Now You See Me 2 Review

The Plot

Magical heroes the horseman find themselves drawn into a complicated game of deception when a reclusive criminal tech genius forces them out of hiding and into planning their most impossible heist yet.

The Good

After the surprisingly lucrative box office success of the first film a Now You See Me sequel was an absolute inevitability.  But at least fans of the first film’s finely talented ensemble cast will be delighted to see a nearly full collection of returning stars. The mere combined presence of stars like Mark Ruffalo, Woody Harrelson, Jesse Eisenberg and Morgan Freeman virtually ensures the film’s highly watchable quality.

Newcomer Lizzy Caplan makes a satisfying replacement for Isla Fisher, after the flame haired Australian actress was forced to miss out on returning for the sequel due to her real life pregnancy.  Caplan injects her own personality into a character that legitimately adds to the ensemble cast’s chemistry, rather than just feeling like an obligatory female presence. Caplan’s Lula provides frequent one liners and even the occasional spark of sexual tension, particularly with Dave Franco’s card slinging Jack Wilder.

Another new face clearly relishing a rare villainous role is Harry Potter star Daniel Radcliffe. In truth having the world most famous fictional wizard as the nemesis for a team of magicians is a particularly nice touch. It simultaneously feels like an obvious and ironically implausible casting choice. Sporting a beard and an accompaniment of thuggish henchman Radcliffe is actually an effectively obnoxious threat for our team of ‘magical’ heroes.

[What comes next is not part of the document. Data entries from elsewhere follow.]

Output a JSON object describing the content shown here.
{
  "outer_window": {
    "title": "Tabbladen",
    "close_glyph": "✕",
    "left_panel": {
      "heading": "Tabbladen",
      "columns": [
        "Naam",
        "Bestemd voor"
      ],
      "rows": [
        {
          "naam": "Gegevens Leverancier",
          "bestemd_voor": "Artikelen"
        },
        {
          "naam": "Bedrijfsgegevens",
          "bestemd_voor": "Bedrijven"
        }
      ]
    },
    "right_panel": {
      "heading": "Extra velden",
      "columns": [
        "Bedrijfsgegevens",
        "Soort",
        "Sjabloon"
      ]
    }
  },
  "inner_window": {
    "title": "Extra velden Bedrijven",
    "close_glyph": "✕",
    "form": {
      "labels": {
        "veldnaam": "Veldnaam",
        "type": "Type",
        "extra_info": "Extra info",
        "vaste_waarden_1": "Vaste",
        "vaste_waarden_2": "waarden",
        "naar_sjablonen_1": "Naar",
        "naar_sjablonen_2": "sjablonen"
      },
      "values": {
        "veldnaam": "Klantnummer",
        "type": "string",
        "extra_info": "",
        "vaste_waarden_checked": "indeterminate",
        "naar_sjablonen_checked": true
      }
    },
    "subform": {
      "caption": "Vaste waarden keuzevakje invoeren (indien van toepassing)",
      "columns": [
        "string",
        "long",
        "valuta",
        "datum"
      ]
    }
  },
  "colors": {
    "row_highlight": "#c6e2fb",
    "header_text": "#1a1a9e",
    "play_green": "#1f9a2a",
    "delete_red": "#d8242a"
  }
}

Combined with a few news faces the returning cast works its way effortlessly through a quick moving array of magical set pieces,  propelled though cat and mouse games of deception by Brian Tyler’s memorable score and competent direction from Jon M. Chu.

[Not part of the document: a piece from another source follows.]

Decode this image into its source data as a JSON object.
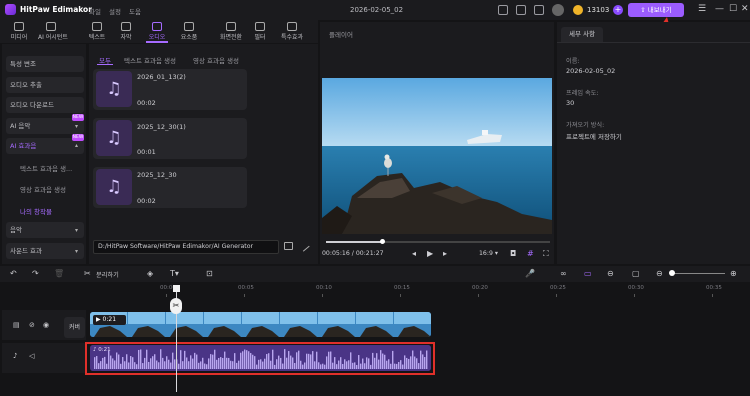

The Bad

Now You See Me 2 pulls essentially the same tricks as the first film, leading audiences through a series of increasingly implausible CGI enhanced illusion, whilst delivering heavy handed plot twists that are often far  easier for audiences to predict that the film seems to assume. Those left uninspired by the magic of the first film will find little new to change their minds a second time around.

As with many real life magicians, there is an underlying smug quality to all the main characters that inevitably permeates the tone of the film as a whole. The problem is that while in real life acts of skilful slight of hand and ingenuous trickery have the power to truly astound, on screen in a world knowingly built with special effects it’s actually far less impressive.

While the first film climaxed with its biggest magical reveal and a game changing plot twist, this second act struggles at times to make sense of the aftermath. In particular those excited by the possibilities of ‘The Eye’, the secret global society of master magicians using their powers for good introduced in the first film, may feel a little underwhelmed by some of the surprises in store behind that curtain. In fact many of the film’s key plot points seem largely driven by a determined desire to retain the entire cast of the first film. Clearly the filmmakers were reluctant to abandon any familiar faces, just in case that proved to have been the illusive secret of the first films expectation defying success.

In particular it’s hard to imagine a better example of a sequel seeking to give audiences ‘more of the same’, than this film having Woody Harrelson play dual roles as his own identical twin. Needlessly slapping a wig and silly voice on Harrelson to shamelessly double his screen time feels like a pointless distraction, particularly when the film never actual exploits this plot point in any of the obvious ways it could.

Overall the film stretches out the franchises core concept that elaborate stage magic is somehow an essential tool for combating global financial and technological evils, further straining credibility and testing just how much audiences actually like card tricks.

The Ugly Truth

Fans of the first film will welcome a second act the combines the established characters with a bigger budget and more elaborately choreographed set pieces. With another sequel already happening, those less dazzled by the franchise’s slick stage magic will be hoping the franchise finds something a bit better hiding up its sleeve next time.

Review by Russell Nelson